═══ DATA SUPPLIED ═══
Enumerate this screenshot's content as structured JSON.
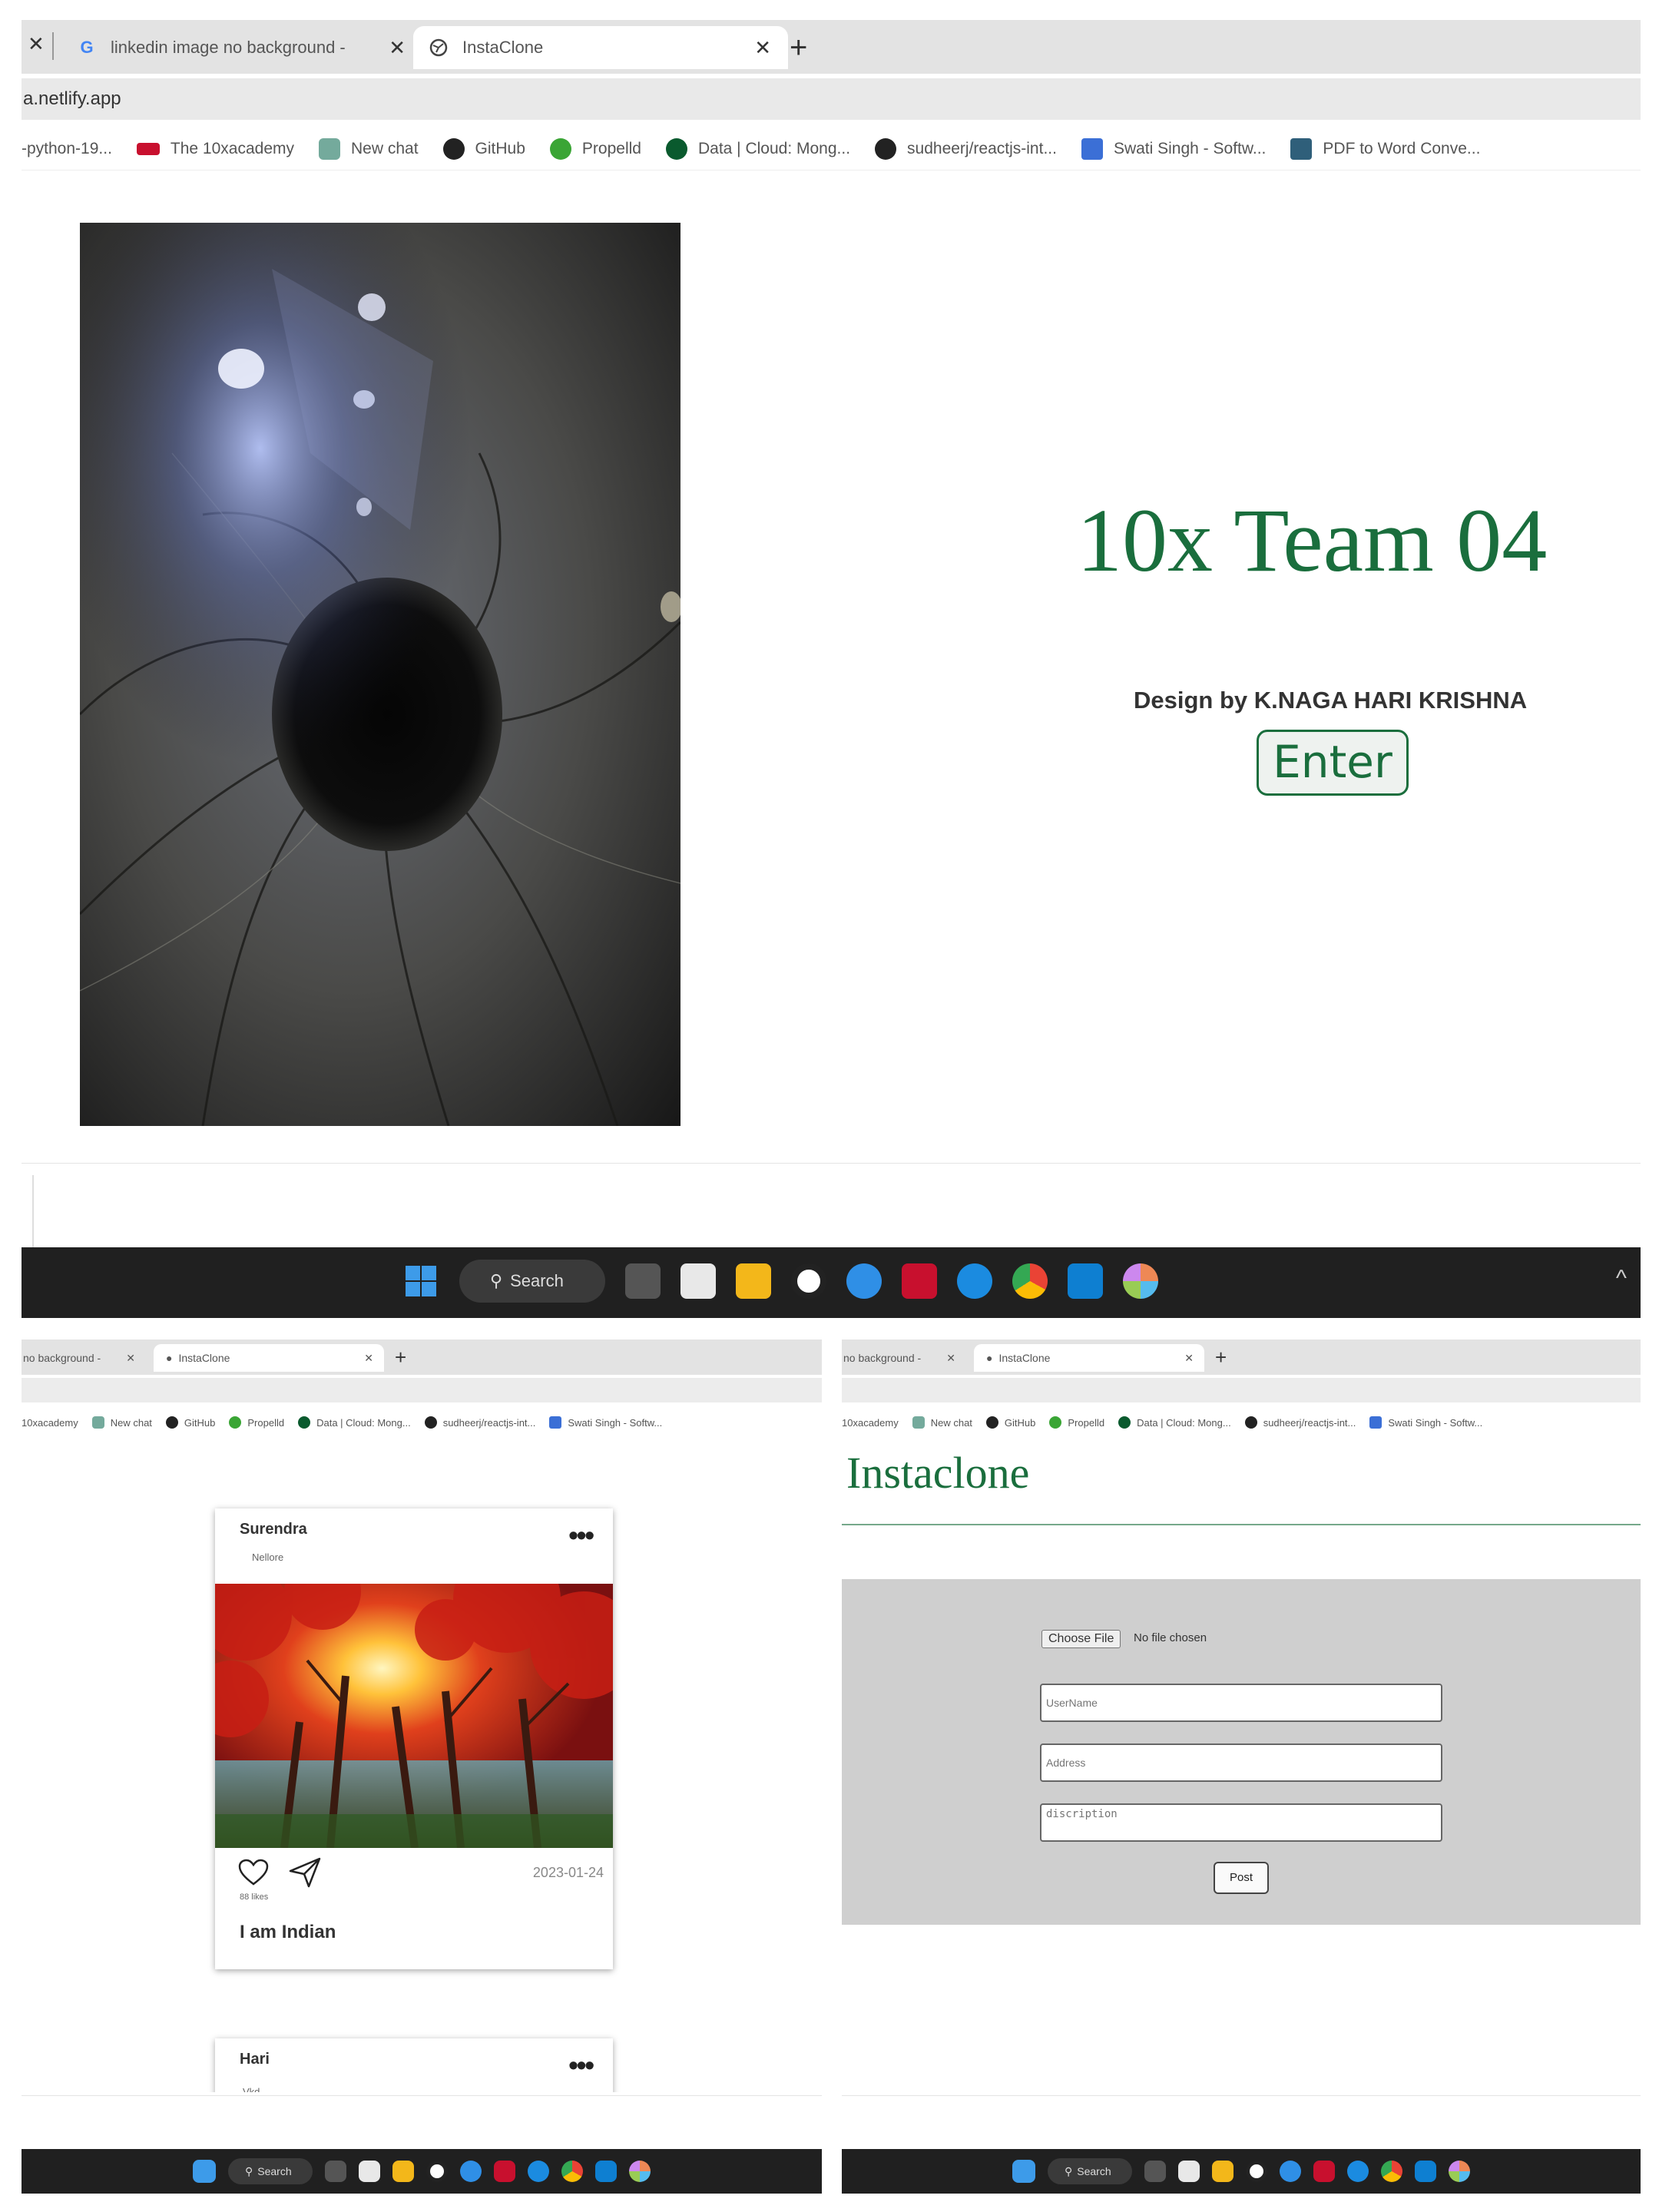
{
  "top": {
    "tabs": [
      {
        "label": "linkedin image no background -",
        "close": "✕"
      },
      {
        "label": "InstaClone",
        "close": "✕"
      }
    ],
    "first_tab_close": "✕",
    "new_tab": "+",
    "address": "a.netlify.app",
    "bookmarks": [
      {
        "label": "-python-19...",
        "icon": "none"
      },
      {
        "label": "The 10xacademy",
        "icon": "10x-logo-icon",
        "color": "#c8102e"
      },
      {
        "label": "New chat",
        "icon": "chatgpt-icon",
        "color": "#74aa9c"
      },
      {
        "label": "GitHub",
        "icon": "github-icon",
        "color": "#222222"
      },
      {
        "label": "Propelld",
        "icon": "propelld-icon",
        "color": "#3aa535"
      },
      {
        "label": "Data | Cloud: Mong...",
        "icon": "mongodb-icon",
        "color": "#0a5a2e"
      },
      {
        "label": "sudheerj/reactjs-int...",
        "icon": "github-icon",
        "color": "#222222"
      },
      {
        "label": "Swati Singh - Softw...",
        "icon": "linkedin-icon",
        "color": "#3b6fd6"
      },
      {
        "label": "PDF to Word Conve...",
        "icon": "pdf-icon",
        "color": "#2f5f7a"
      }
    ],
    "landing": {
      "title": "10x Team 04",
      "subtitle": "Design by K.NAGA HARI KRISHNA",
      "enter_label": "Enter"
    }
  },
  "taskbar": {
    "search_label": "Search",
    "apps": [
      "windows-start-icon",
      "task-view-icon",
      "store-icon",
      "file-explorer-icon",
      "chatgpt-icon",
      "edge-dev-icon",
      "mcafee-icon",
      "edge-icon",
      "chrome-icon",
      "vscode-icon",
      "color-picker-icon"
    ],
    "tray_chevron": "^"
  },
  "bottom_left": {
    "tabs": [
      {
        "label": "no background -",
        "close": "✕"
      },
      {
        "label": "InstaClone",
        "close": "✕"
      }
    ],
    "new_tab": "+",
    "bookmarks": [
      "10xacademy",
      "New chat",
      "GitHub",
      "Propelld",
      "Data | Cloud: Mong...",
      "sudheerj/reactjs-int...",
      "Swati Singh - Softw..."
    ],
    "posts": [
      {
        "user": "Surendra",
        "location": "Nellore",
        "more": "•••",
        "date": "2023-01-24",
        "likes": "88 likes",
        "description": "I am Indian"
      },
      {
        "user": "Hari",
        "location": "Vkd",
        "more": "•••"
      }
    ]
  },
  "bottom_right": {
    "tabs": [
      {
        "label": "no background -",
        "close": "✕"
      },
      {
        "label": "InstaClone",
        "close": "✕"
      }
    ],
    "new_tab": "+",
    "bookmarks": [
      "10xacademy",
      "New chat",
      "GitHub",
      "Propelld",
      "Data | Cloud: Mong...",
      "sudheerj/reactjs-int...",
      "Swati Singh - Softw..."
    ],
    "brand": "Instaclone",
    "form": {
      "file_button": "Choose File",
      "file_status": "No file chosen",
      "username_placeholder": "UserName",
      "address_placeholder": "Address",
      "description_placeholder": "discription",
      "post_label": "Post"
    }
  },
  "colors": {
    "accent_green": "#1a6e3d",
    "taskbar_bg": "#202020",
    "form_bg": "#cfcfcf"
  }
}
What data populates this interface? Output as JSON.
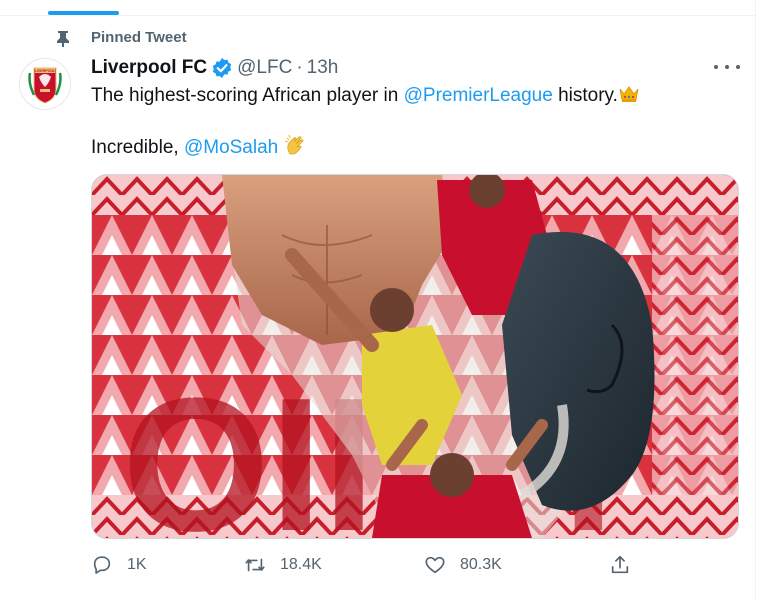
{
  "pinned_label": "Pinned Tweet",
  "author": {
    "name": "Liverpool FC",
    "handle": "@LFC",
    "time": "13h",
    "separator": "·",
    "avatar_text": "LIVERPOOL"
  },
  "tweet": {
    "line1_before": "The highest-scoring African player in ",
    "line1_mention": "@PremierLeague",
    "line1_after": " history.",
    "line2_before": "Incredible, ",
    "line2_mention": "@MoSalah"
  },
  "actions": {
    "reply_count": "1K",
    "retweet_count": "18.4K",
    "like_count": "80.3K"
  },
  "colors": {
    "accent": "#1d9bf0",
    "secondary_text": "#536471",
    "lfc_red": "#c8102e"
  },
  "icons": [
    "pin-icon",
    "verified-badge-icon",
    "more-icon",
    "crown-emoji",
    "clapping-hands-emoji",
    "reply-icon",
    "retweet-icon",
    "like-icon",
    "share-icon"
  ]
}
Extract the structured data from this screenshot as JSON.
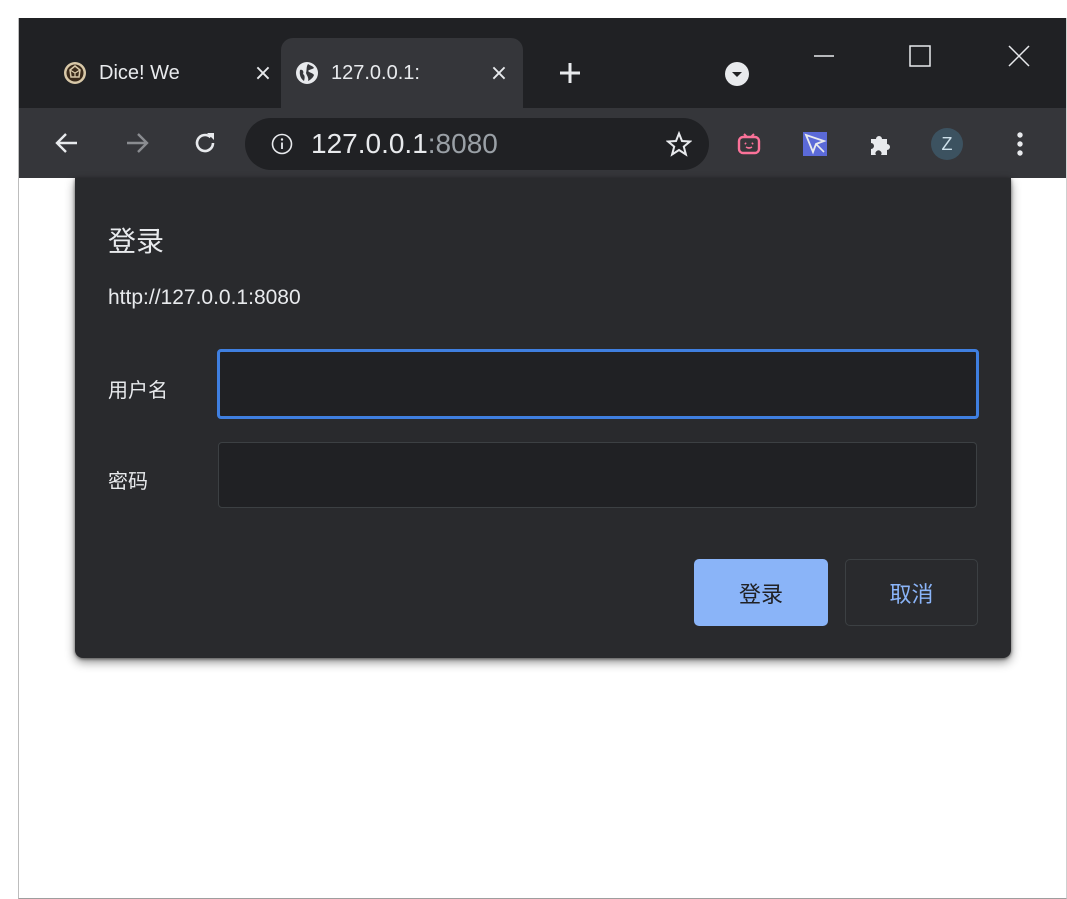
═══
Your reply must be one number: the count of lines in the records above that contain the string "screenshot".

SOLVED EXERCISE:
2